I have always loved books. When I was called to preach at age 16, a retired minister gave me 400 volumes from his library. Since then, I have been something of a collector of theological books, including hundreds of commentaries. These have served as treasured resources for my own personal Bible study, preaching, and teaching over the past 45 years.
The Bible is the primary source of study for sermon preparation. If preachers are to fulfill Paul’s mandate to “preach the Word,” they must be as conversant with the Scriptures as possible. Though there is no substitute for the direct study of the primary source, nevertheless, commentaries are indispensable tools of the trade for every preacher, teacher, and Bible student. Someone once remarked that he could look at a pastor’s library and tell immediately what kind of preacher he was. If you are a pastor, your longevity at your church may very well be related to the number and quality of the books on your study shelves.
Commentators write for a variety of reasons and their books are useful for a variety of reasons. Most are valuable simply because they present the needed information to understand textual meaning. Others excel in crafting clarity such that complex issues become intelligible. Others provide the invaluable service of lending themselves to the homiletical needs of the preacher. Still others stir and move the heart and soul to love Jesus more and follow him more fully.
Sometimes we suffer from the mistaken notion if it is old, it is not helpful, and if it is new, it must be true.
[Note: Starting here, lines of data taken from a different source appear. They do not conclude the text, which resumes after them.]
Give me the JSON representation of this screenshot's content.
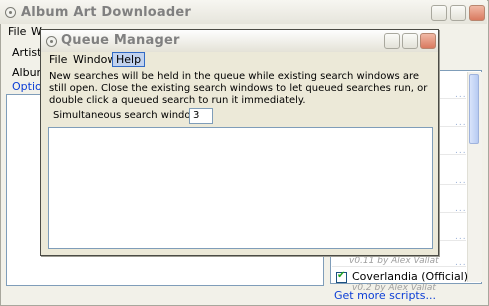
{
  "main": {
    "title": "Album Art Downloader",
    "menu": [
      "File",
      "W"
    ],
    "artist_label": "Artist:",
    "album_label": "Album:",
    "options_link": "Option"
  },
  "scripts_panel": {
    "entries": [
      {
        "dots": "..."
      },
      {
        "dots": "..."
      },
      {
        "dots": "..."
      },
      {
        "dots": "..."
      },
      {
        "dots": "..."
      },
      {
        "dots": "..."
      },
      {
        "dots": "..."
      }
    ],
    "faint_text_1": "v0.11 by Alex Vallat",
    "item_label": "Coverlandia (Official)",
    "faint_text_2": "v0.2 by Alex Vallat",
    "more_link": "Get more scripts..."
  },
  "queue_manager": {
    "title": "Queue Manager",
    "menu": {
      "file": "File",
      "window": "Window",
      "help": "Help"
    },
    "description": "New searches will be held in the queue while existing search windows are still open. Close the existing search windows to let queued searches run, or double click a queued search to run it immediately.",
    "sim_label": "Simultaneous search windows:",
    "sim_value": "3"
  },
  "colors": {
    "link": "#0b3dd6",
    "accent_close": "#d97a60"
  }
}
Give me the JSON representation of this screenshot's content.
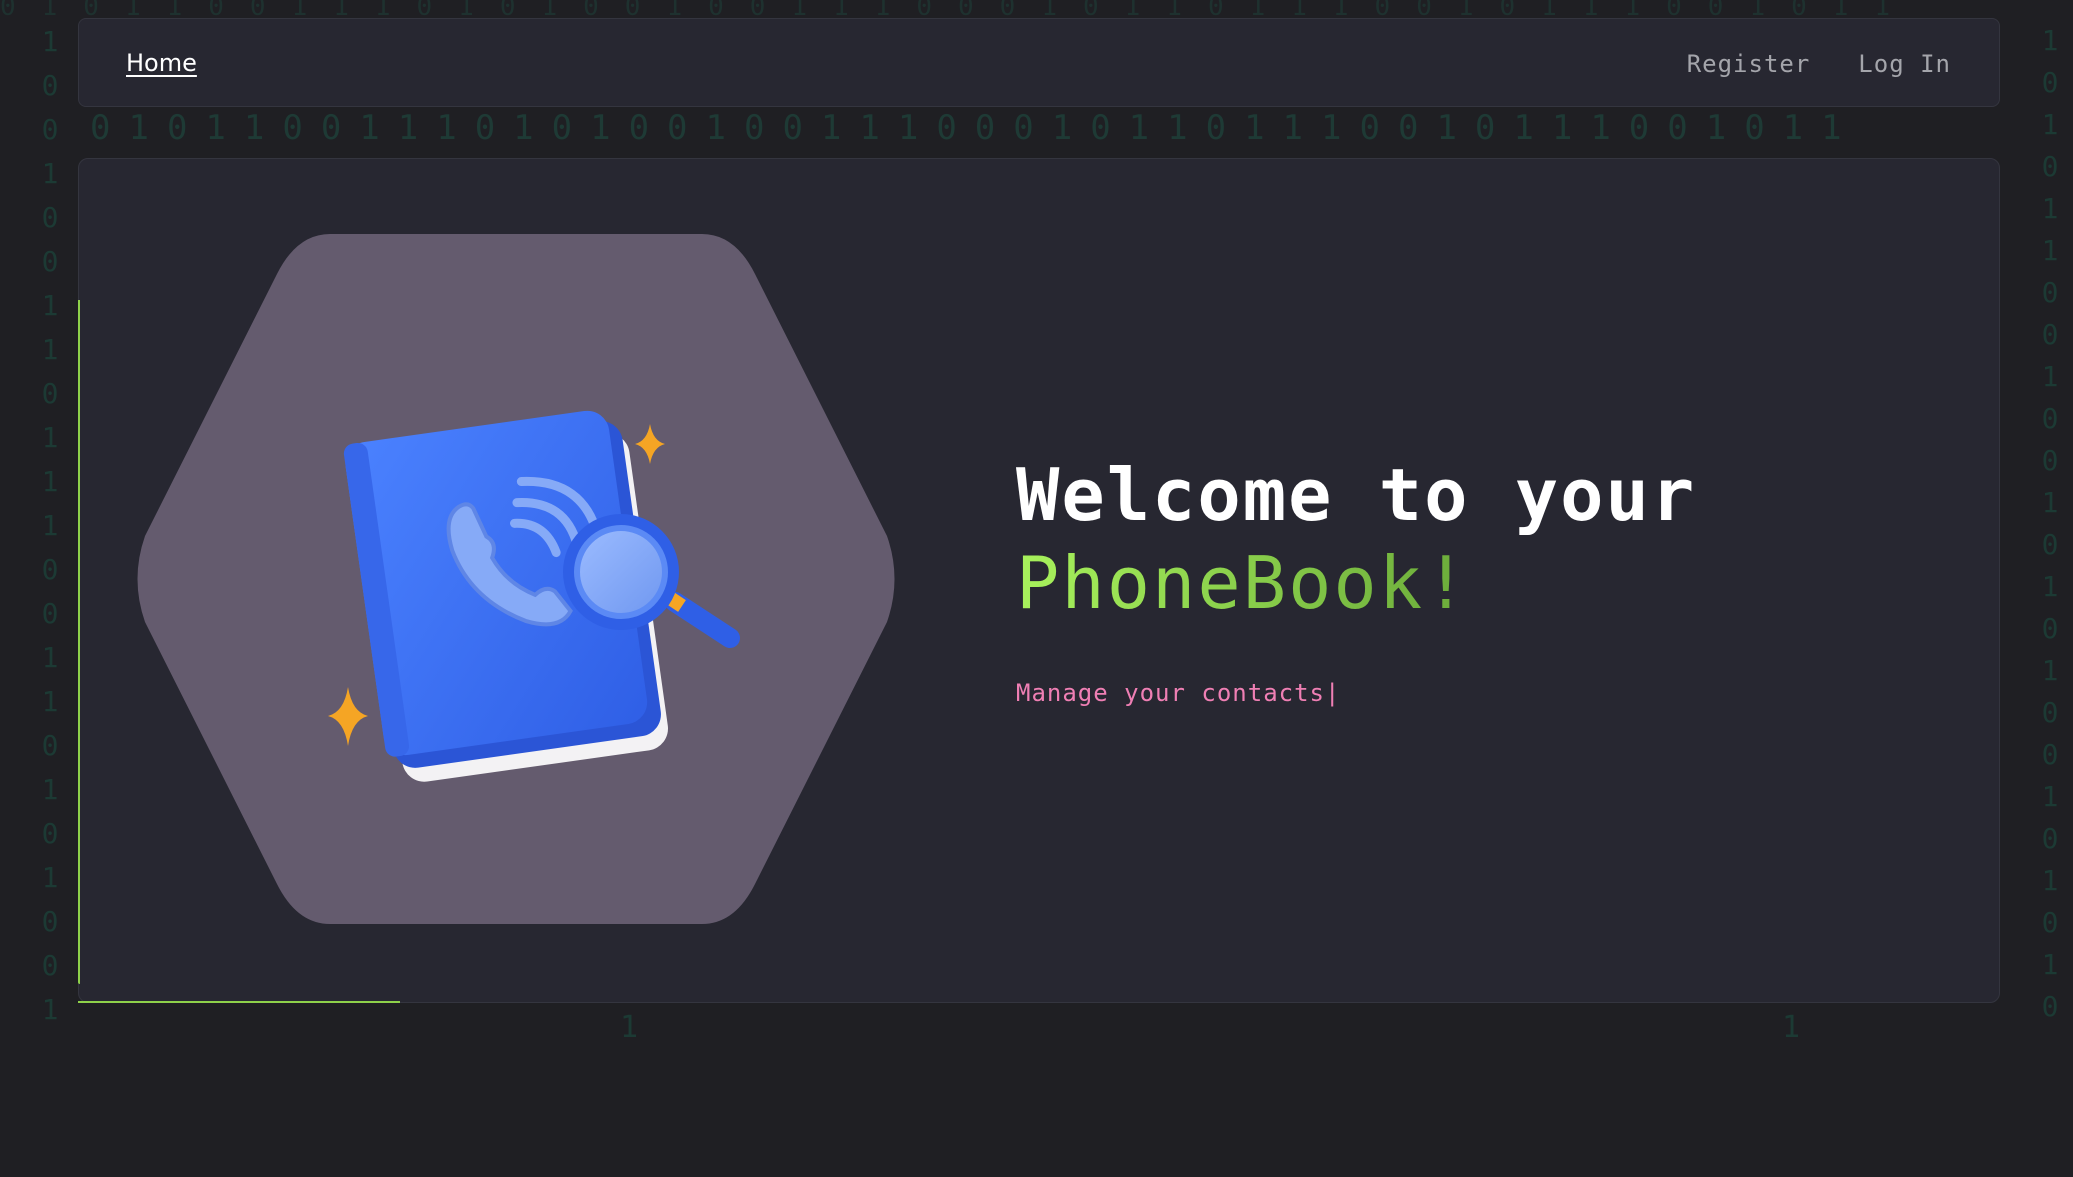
{
  "nav": {
    "home_label": "Home",
    "register_label": "Register",
    "login_label": "Log In"
  },
  "hero": {
    "headline_line1": "Welcome to your",
    "brand_name": "PhoneBook!",
    "tagline": "Manage your contacts",
    "cursor": "|",
    "illustration_icon": "phone-book-with-magnifier-icon"
  },
  "background": {
    "digits": "0101100111010100100111000101101110010111001011",
    "digit_color": "#1e3a35"
  },
  "colors": {
    "page_bg": "#1f1f23",
    "card_bg": "#272731",
    "accent_green": "#8ed14a",
    "brand_green_start": "#a8f25c",
    "brand_green_end": "#6bab3a",
    "tagline_pink": "#ef7fb4",
    "hexagon_fill": "#645b6e",
    "book_blue": "#3e73f4",
    "sparkle_orange": "#f5a524"
  }
}
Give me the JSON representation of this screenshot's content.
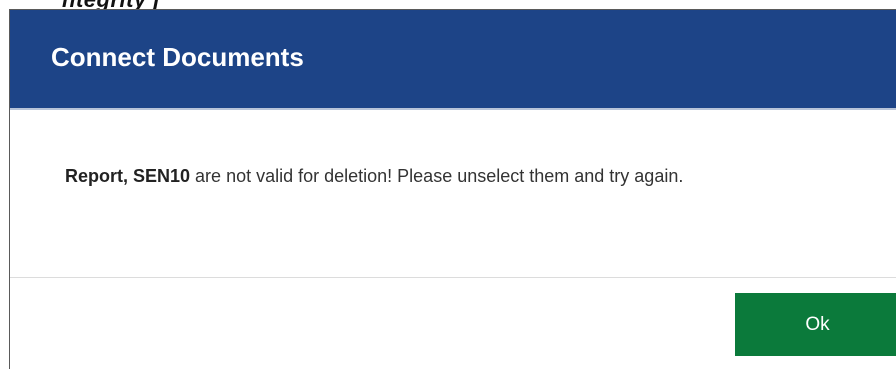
{
  "backdrop": {
    "text": "ntegrity j"
  },
  "dialog": {
    "title": "Connect Documents",
    "message": {
      "items": "Report, SEN10",
      "text": " are not valid for deletion! Please unselect them and try again."
    },
    "ok_label": "Ok"
  },
  "colors": {
    "header": "#1d4487",
    "ok_button": "#0b7a3b",
    "text": "#333333"
  }
}
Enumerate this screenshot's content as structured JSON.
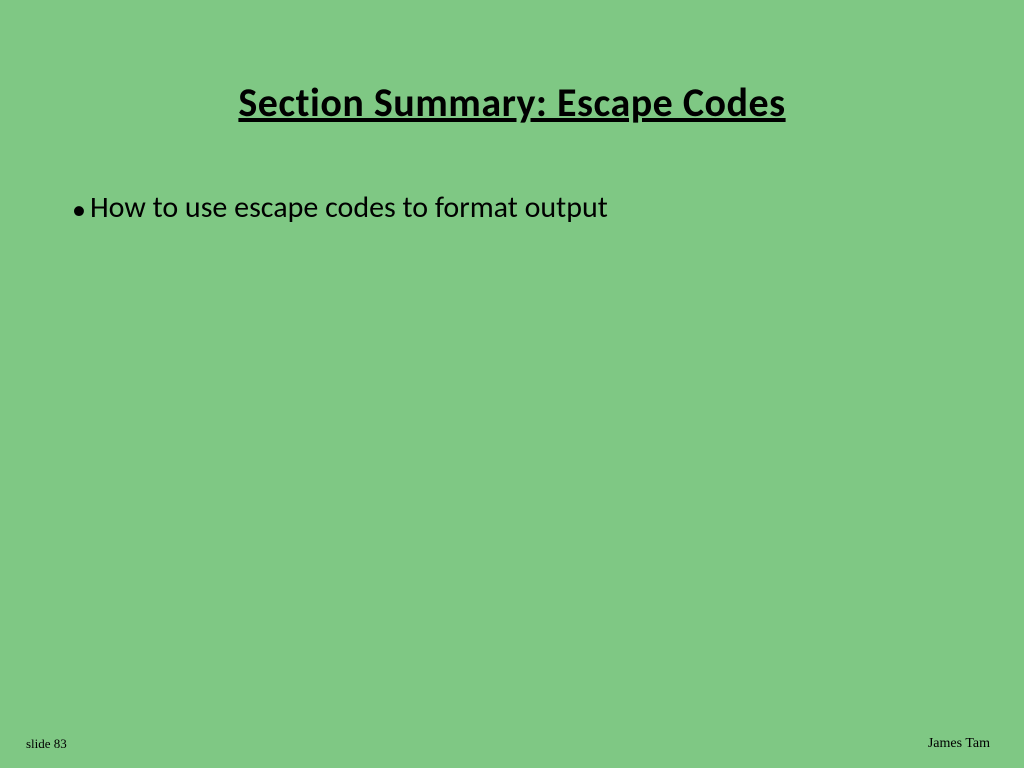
{
  "slide": {
    "title": "Section Summary: Escape Codes",
    "bullets": [
      {
        "text": "How to use escape codes to format output"
      }
    ]
  },
  "footer": {
    "left": "slide 83",
    "right": "James Tam"
  }
}
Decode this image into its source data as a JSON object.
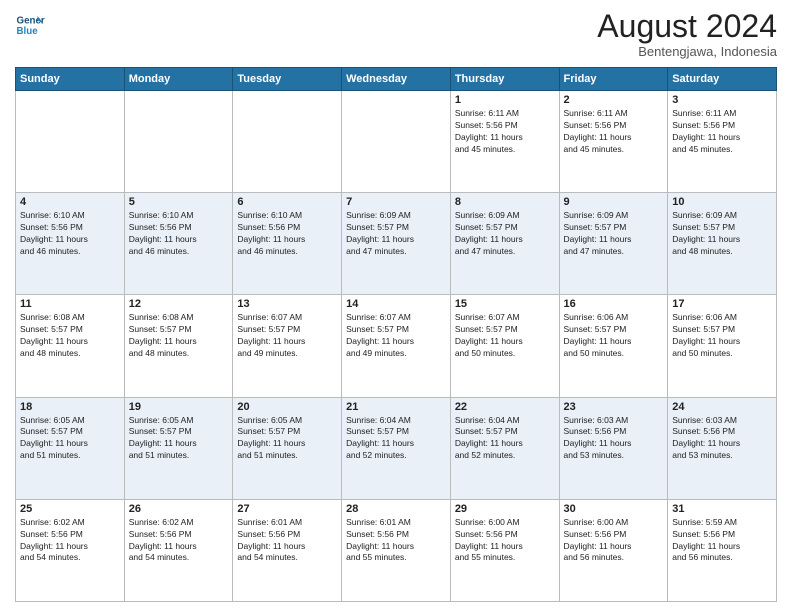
{
  "header": {
    "logo_line1": "General",
    "logo_line2": "Blue",
    "month_year": "August 2024",
    "location": "Bentengjawa, Indonesia"
  },
  "weekdays": [
    "Sunday",
    "Monday",
    "Tuesday",
    "Wednesday",
    "Thursday",
    "Friday",
    "Saturday"
  ],
  "weeks": [
    [
      {
        "day": "",
        "info": ""
      },
      {
        "day": "",
        "info": ""
      },
      {
        "day": "",
        "info": ""
      },
      {
        "day": "",
        "info": ""
      },
      {
        "day": "1",
        "info": "Sunrise: 6:11 AM\nSunset: 5:56 PM\nDaylight: 11 hours\nand 45 minutes."
      },
      {
        "day": "2",
        "info": "Sunrise: 6:11 AM\nSunset: 5:56 PM\nDaylight: 11 hours\nand 45 minutes."
      },
      {
        "day": "3",
        "info": "Sunrise: 6:11 AM\nSunset: 5:56 PM\nDaylight: 11 hours\nand 45 minutes."
      }
    ],
    [
      {
        "day": "4",
        "info": "Sunrise: 6:10 AM\nSunset: 5:56 PM\nDaylight: 11 hours\nand 46 minutes."
      },
      {
        "day": "5",
        "info": "Sunrise: 6:10 AM\nSunset: 5:56 PM\nDaylight: 11 hours\nand 46 minutes."
      },
      {
        "day": "6",
        "info": "Sunrise: 6:10 AM\nSunset: 5:56 PM\nDaylight: 11 hours\nand 46 minutes."
      },
      {
        "day": "7",
        "info": "Sunrise: 6:09 AM\nSunset: 5:57 PM\nDaylight: 11 hours\nand 47 minutes."
      },
      {
        "day": "8",
        "info": "Sunrise: 6:09 AM\nSunset: 5:57 PM\nDaylight: 11 hours\nand 47 minutes."
      },
      {
        "day": "9",
        "info": "Sunrise: 6:09 AM\nSunset: 5:57 PM\nDaylight: 11 hours\nand 47 minutes."
      },
      {
        "day": "10",
        "info": "Sunrise: 6:09 AM\nSunset: 5:57 PM\nDaylight: 11 hours\nand 48 minutes."
      }
    ],
    [
      {
        "day": "11",
        "info": "Sunrise: 6:08 AM\nSunset: 5:57 PM\nDaylight: 11 hours\nand 48 minutes."
      },
      {
        "day": "12",
        "info": "Sunrise: 6:08 AM\nSunset: 5:57 PM\nDaylight: 11 hours\nand 48 minutes."
      },
      {
        "day": "13",
        "info": "Sunrise: 6:07 AM\nSunset: 5:57 PM\nDaylight: 11 hours\nand 49 minutes."
      },
      {
        "day": "14",
        "info": "Sunrise: 6:07 AM\nSunset: 5:57 PM\nDaylight: 11 hours\nand 49 minutes."
      },
      {
        "day": "15",
        "info": "Sunrise: 6:07 AM\nSunset: 5:57 PM\nDaylight: 11 hours\nand 50 minutes."
      },
      {
        "day": "16",
        "info": "Sunrise: 6:06 AM\nSunset: 5:57 PM\nDaylight: 11 hours\nand 50 minutes."
      },
      {
        "day": "17",
        "info": "Sunrise: 6:06 AM\nSunset: 5:57 PM\nDaylight: 11 hours\nand 50 minutes."
      }
    ],
    [
      {
        "day": "18",
        "info": "Sunrise: 6:05 AM\nSunset: 5:57 PM\nDaylight: 11 hours\nand 51 minutes."
      },
      {
        "day": "19",
        "info": "Sunrise: 6:05 AM\nSunset: 5:57 PM\nDaylight: 11 hours\nand 51 minutes."
      },
      {
        "day": "20",
        "info": "Sunrise: 6:05 AM\nSunset: 5:57 PM\nDaylight: 11 hours\nand 51 minutes."
      },
      {
        "day": "21",
        "info": "Sunrise: 6:04 AM\nSunset: 5:57 PM\nDaylight: 11 hours\nand 52 minutes."
      },
      {
        "day": "22",
        "info": "Sunrise: 6:04 AM\nSunset: 5:57 PM\nDaylight: 11 hours\nand 52 minutes."
      },
      {
        "day": "23",
        "info": "Sunrise: 6:03 AM\nSunset: 5:56 PM\nDaylight: 11 hours\nand 53 minutes."
      },
      {
        "day": "24",
        "info": "Sunrise: 6:03 AM\nSunset: 5:56 PM\nDaylight: 11 hours\nand 53 minutes."
      }
    ],
    [
      {
        "day": "25",
        "info": "Sunrise: 6:02 AM\nSunset: 5:56 PM\nDaylight: 11 hours\nand 54 minutes."
      },
      {
        "day": "26",
        "info": "Sunrise: 6:02 AM\nSunset: 5:56 PM\nDaylight: 11 hours\nand 54 minutes."
      },
      {
        "day": "27",
        "info": "Sunrise: 6:01 AM\nSunset: 5:56 PM\nDaylight: 11 hours\nand 54 minutes."
      },
      {
        "day": "28",
        "info": "Sunrise: 6:01 AM\nSunset: 5:56 PM\nDaylight: 11 hours\nand 55 minutes."
      },
      {
        "day": "29",
        "info": "Sunrise: 6:00 AM\nSunset: 5:56 PM\nDaylight: 11 hours\nand 55 minutes."
      },
      {
        "day": "30",
        "info": "Sunrise: 6:00 AM\nSunset: 5:56 PM\nDaylight: 11 hours\nand 56 minutes."
      },
      {
        "day": "31",
        "info": "Sunrise: 5:59 AM\nSunset: 5:56 PM\nDaylight: 11 hours\nand 56 minutes."
      }
    ]
  ]
}
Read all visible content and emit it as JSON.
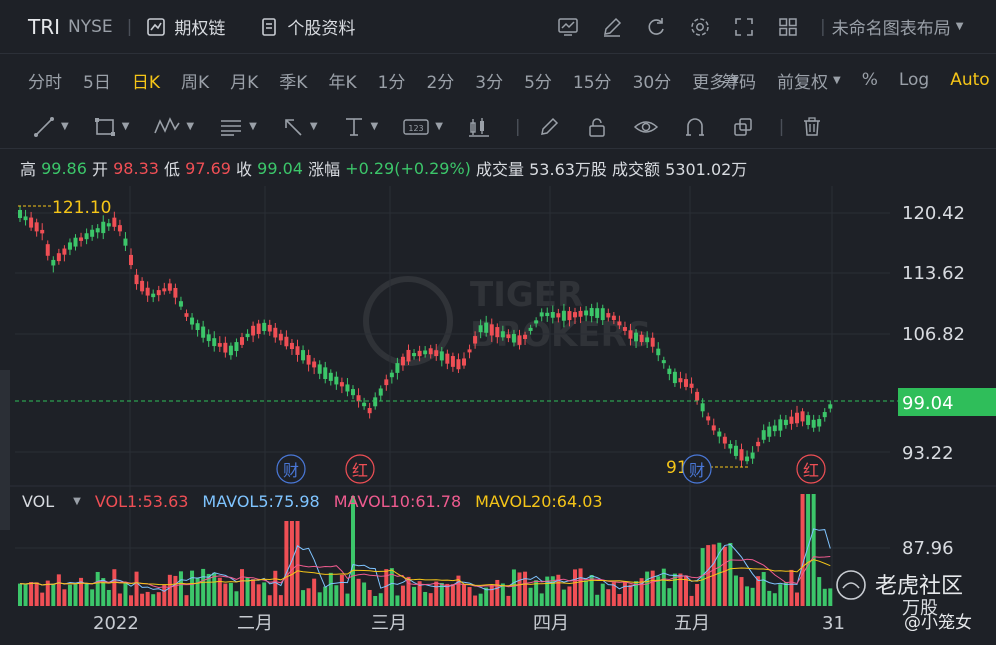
{
  "header": {
    "ticker": "TRI",
    "exchange": "NYSE",
    "option_chain_label": "期权链",
    "profile_label": "个股资料",
    "layout_label": "未命名图表布局"
  },
  "periods": [
    "分时",
    "5日",
    "日K",
    "周K",
    "月K",
    "季K",
    "年K",
    "1分",
    "2分",
    "3分",
    "5分",
    "15分",
    "30分",
    "更多"
  ],
  "active_period": "日K",
  "right_options": {
    "chip": "筹码",
    "adjust": "前复权",
    "percent": "%",
    "log": "Log",
    "auto": "Auto"
  },
  "ohlc": {
    "high_label": "高",
    "high": "99.86",
    "open_label": "开",
    "open": "98.33",
    "low_label": "低",
    "low": "97.69",
    "close_label": "收",
    "close": "99.04",
    "change_label": "涨幅",
    "change": "+0.29(+0.29%)",
    "volume_label": "成交量",
    "volume": "53.63万股",
    "turnover_label": "成交额",
    "turnover": "5301.02万"
  },
  "chart_data": {
    "type": "candlestick",
    "price_axis_ticks": [
      "120.42",
      "113.62",
      "106.82",
      "99.04",
      "93.22"
    ],
    "current_price": "99.04",
    "max_marker": "121.10",
    "min_marker": "91",
    "x_labels": [
      "2022",
      "二月",
      "三月",
      "四月",
      "五月",
      "31"
    ],
    "event_markers": [
      "财",
      "红",
      "财",
      "红"
    ],
    "volume_axis_ticks": [
      "87.96",
      "万股"
    ]
  },
  "volume": {
    "label": "VOL",
    "vol1": "VOL1:53.63",
    "mavol5": "MAVOL5:75.98",
    "mavol10": "MAVOL10:61.78",
    "mavol20": "MAVOL20:64.03"
  },
  "watermark": {
    "brand": "老虎社区",
    "user": "@小笼女"
  },
  "colors": {
    "up": "#3cc66a",
    "down": "#ef4f55",
    "accent": "#f5c518",
    "current": "#2fbe5a",
    "bg": "#1e2127"
  }
}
Granted, many of the older commentaries of a century or more in age have indeed been mercifully buried in the commentary graveyard. They should not be resurrected. Yet some older commentaries are still very valuable. They need to be rescued from the undeserved oblivion to which they have been relegated simply because they are out of print or are unknown. In the digital age, locating some of these resources is easier than ever. Once found, these old treasures await your download.
It is a great mistake to read only your brand of theology or only from within the confines of your own denomination. The wise man or woman will read broadly. After all, even a stopped clock is right twice a day.
Reading a commentary is like panning for gold. You have to sift through lots of dust and sludge to acquire that precious nugget. Sometimes the nugget is a section, a paragraph, or a single sentence. But once discovered, its value in the truth market and the preaching market is priceless.
Here are 5 reasons why you should consult commentaries.
No one is an expert on Scripture. When it comes to the Bible, the horizons of your knowledge are always the frontiers of your ignorance. Spurgeon spoke of those preachers who talk so much of what the Holy Spirit reveals to themselves and yet think so little of what He has revealed to others. As Arthur Gossip once said: “The greatest natural genius cannot subsist on its own stock: he who resolves never to ransack any brain but his own will soon be reduced, from mere barrenness, to the poorest of all imitations.” To think one can preach or teach the Bible without consulting commentaries is the height of ignorance and arrogance.
Commentaries usually provide background information to Bible books such as authorship, date, recipients, theme, purpose, and outline. These are necessary for every Bible student.
You can’t teach or preach what you do not understand. Commentaries help us identify and understand textual meaning.
Commentaries provide helpful information that you can use in the actual exposition, illustration, and application of the text.
Though not all commentaries are devotional and/or applicational in nature, even those that aren’t sometimes warm the heart and feed the soul as there is nothing more satisfying than accurately grasping God’s meaning in his Word.
Now, a final word to pastors. In today’s busy world, most pastor’s meet themselves coming. As a result, the pressures of the pastorate restrict time for study and sermon preparation. Some pastor’s rationalize their lack of study time accordingly. While understandable, I consider such to be inexcusable. You don’t have time to study; you make time to study. I challenge you to be a voracious reader. “Reading makes a broad man” said Francis Bacon. It also contributes to helping one do great preaching! Make your acquaintance with some of these authors, as Brevard Childs puts it, “on whose creased brows eternity stands written.”